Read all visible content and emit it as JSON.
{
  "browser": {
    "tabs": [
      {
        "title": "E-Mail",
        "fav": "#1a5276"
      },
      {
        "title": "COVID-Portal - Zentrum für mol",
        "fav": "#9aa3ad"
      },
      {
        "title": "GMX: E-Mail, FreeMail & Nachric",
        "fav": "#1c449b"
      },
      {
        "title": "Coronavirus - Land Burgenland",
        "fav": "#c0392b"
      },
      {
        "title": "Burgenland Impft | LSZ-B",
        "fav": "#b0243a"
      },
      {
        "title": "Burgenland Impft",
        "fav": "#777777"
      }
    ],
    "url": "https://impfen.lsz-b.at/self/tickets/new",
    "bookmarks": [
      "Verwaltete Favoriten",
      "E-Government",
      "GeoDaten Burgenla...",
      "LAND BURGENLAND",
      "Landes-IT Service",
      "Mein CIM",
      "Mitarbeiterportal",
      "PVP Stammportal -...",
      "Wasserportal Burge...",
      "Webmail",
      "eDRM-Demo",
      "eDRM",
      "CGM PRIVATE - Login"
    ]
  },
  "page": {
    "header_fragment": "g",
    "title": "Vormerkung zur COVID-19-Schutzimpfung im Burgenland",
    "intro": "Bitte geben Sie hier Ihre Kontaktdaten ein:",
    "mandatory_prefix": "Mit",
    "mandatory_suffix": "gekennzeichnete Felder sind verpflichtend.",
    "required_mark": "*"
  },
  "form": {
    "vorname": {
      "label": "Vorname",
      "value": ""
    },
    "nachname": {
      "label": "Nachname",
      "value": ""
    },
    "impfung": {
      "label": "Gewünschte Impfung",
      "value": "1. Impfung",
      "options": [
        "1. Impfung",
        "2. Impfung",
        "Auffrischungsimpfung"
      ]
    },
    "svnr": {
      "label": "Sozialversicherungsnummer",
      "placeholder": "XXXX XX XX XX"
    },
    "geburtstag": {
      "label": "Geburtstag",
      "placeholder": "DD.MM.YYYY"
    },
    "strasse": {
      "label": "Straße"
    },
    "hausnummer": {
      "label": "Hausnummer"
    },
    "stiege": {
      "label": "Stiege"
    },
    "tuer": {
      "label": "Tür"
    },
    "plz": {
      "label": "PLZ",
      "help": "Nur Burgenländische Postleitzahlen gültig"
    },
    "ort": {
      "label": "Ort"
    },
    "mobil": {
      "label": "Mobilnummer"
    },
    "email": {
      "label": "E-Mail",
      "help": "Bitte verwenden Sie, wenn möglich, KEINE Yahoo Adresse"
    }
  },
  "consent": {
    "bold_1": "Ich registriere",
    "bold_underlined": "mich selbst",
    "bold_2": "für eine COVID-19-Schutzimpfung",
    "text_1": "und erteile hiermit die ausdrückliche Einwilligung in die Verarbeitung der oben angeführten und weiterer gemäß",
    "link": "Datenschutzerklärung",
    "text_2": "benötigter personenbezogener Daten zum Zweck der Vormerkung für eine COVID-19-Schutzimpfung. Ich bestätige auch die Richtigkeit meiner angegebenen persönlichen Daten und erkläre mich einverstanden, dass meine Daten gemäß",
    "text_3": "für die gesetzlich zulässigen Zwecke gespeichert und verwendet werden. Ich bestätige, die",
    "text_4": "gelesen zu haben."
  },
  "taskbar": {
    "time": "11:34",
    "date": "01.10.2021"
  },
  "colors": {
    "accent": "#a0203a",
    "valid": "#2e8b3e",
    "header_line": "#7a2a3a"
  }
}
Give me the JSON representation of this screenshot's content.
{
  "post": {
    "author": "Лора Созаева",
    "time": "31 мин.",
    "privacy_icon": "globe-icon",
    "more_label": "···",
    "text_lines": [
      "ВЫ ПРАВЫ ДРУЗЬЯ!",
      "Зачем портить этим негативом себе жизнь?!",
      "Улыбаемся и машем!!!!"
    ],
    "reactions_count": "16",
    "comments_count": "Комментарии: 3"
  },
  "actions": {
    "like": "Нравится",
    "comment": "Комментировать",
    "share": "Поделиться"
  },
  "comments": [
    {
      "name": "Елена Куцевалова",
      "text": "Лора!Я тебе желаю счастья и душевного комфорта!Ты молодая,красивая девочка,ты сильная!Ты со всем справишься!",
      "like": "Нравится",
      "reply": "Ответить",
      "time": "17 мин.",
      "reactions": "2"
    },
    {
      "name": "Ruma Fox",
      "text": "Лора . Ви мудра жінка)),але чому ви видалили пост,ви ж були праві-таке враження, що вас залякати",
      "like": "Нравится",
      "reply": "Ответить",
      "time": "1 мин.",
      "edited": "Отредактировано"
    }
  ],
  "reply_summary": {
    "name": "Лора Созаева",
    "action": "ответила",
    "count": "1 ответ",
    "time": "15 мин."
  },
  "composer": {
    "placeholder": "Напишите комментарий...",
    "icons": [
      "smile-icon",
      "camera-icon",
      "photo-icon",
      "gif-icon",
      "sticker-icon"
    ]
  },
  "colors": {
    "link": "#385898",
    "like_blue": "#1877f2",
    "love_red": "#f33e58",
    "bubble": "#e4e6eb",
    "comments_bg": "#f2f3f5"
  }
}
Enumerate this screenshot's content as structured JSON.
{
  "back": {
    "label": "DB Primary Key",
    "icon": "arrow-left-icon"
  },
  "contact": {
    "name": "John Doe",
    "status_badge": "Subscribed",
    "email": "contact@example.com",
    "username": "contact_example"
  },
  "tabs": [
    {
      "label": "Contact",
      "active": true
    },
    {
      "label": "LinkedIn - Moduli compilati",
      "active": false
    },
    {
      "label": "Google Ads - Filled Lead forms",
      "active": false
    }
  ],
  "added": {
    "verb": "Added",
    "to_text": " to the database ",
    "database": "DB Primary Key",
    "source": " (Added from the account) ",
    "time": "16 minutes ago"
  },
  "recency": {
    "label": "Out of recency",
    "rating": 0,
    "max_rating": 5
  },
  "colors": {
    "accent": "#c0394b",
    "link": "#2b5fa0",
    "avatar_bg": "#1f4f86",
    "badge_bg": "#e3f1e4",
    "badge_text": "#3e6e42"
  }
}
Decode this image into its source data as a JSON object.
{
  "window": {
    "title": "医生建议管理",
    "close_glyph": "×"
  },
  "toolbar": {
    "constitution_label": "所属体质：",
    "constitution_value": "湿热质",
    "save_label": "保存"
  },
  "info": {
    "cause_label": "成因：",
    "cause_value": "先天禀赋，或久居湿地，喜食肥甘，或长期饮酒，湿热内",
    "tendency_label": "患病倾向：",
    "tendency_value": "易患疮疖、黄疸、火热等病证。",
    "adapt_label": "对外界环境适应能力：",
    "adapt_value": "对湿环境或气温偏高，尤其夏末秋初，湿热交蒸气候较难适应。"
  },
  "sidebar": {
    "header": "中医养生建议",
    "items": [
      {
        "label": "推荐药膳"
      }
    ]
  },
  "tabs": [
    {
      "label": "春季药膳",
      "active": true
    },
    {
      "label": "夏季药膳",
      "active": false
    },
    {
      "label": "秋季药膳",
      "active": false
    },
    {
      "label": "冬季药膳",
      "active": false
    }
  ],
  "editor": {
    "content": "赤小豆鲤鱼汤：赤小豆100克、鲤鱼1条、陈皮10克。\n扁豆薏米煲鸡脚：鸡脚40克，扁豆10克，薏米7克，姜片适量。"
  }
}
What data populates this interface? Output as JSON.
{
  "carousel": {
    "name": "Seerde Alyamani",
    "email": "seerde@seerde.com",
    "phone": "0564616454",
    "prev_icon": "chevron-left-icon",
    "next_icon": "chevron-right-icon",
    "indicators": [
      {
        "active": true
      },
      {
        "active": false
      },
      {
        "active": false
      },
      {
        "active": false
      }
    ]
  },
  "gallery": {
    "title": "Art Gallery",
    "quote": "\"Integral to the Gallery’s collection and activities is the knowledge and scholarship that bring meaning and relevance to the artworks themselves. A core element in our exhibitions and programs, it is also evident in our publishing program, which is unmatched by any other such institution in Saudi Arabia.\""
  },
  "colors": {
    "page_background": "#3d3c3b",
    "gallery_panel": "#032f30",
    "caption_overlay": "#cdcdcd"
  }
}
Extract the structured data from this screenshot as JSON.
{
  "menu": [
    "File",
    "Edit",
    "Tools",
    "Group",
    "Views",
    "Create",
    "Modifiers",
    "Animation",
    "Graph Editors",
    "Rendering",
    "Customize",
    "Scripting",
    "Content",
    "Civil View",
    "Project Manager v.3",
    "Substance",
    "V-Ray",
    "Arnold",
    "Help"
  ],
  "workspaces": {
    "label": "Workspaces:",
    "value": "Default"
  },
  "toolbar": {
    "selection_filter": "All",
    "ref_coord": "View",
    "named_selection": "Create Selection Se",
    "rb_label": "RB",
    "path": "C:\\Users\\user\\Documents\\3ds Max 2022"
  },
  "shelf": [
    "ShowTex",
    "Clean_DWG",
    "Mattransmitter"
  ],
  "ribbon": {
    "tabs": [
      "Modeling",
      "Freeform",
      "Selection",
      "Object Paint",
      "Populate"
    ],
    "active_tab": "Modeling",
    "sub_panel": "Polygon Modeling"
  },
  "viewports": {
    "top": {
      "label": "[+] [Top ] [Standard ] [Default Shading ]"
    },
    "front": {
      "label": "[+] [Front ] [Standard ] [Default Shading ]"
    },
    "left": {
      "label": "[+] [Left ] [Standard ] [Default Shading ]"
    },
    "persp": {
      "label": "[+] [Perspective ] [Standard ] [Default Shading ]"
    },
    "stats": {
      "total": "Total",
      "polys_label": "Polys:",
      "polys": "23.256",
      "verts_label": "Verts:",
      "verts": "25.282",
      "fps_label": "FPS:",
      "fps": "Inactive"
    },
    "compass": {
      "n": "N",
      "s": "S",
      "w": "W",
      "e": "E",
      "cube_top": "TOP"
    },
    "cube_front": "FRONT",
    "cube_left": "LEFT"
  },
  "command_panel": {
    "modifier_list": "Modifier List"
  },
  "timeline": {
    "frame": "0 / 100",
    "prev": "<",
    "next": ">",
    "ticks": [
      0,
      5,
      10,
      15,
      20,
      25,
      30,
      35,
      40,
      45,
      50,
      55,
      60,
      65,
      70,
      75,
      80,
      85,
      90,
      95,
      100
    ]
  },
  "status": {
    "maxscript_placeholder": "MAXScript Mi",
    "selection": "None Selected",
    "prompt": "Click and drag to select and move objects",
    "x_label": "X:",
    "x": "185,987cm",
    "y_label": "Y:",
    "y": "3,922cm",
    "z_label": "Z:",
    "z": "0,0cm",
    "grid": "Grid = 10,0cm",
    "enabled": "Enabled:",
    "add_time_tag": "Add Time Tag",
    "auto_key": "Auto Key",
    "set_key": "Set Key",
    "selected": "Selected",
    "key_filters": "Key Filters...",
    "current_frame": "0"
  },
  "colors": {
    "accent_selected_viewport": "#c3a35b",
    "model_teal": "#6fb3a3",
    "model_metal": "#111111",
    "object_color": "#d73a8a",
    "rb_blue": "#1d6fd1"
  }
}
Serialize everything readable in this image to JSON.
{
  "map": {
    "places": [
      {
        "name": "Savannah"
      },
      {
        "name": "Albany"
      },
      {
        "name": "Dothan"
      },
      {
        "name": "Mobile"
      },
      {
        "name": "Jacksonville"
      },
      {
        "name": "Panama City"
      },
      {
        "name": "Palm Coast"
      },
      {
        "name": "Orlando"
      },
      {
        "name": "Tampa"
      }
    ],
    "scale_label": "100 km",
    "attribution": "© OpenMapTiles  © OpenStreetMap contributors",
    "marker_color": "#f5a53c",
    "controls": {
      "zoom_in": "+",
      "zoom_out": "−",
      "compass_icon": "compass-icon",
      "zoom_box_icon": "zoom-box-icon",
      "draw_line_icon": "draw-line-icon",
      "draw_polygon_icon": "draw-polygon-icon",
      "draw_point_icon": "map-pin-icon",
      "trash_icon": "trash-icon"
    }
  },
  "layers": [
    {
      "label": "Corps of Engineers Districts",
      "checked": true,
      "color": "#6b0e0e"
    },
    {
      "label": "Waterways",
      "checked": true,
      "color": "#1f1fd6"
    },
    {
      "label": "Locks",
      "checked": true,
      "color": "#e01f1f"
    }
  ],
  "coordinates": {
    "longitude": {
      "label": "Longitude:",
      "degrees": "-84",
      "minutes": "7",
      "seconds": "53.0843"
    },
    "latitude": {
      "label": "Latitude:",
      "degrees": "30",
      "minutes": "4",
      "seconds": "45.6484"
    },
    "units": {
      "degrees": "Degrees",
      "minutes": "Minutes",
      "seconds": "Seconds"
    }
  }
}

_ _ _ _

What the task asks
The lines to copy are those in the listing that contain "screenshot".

Exercise response
Give me the JSON representation of this screenshot's content.
Enumerate this screenshot's content as structured JSON.
Extract the structured data from this screenshot as JSON.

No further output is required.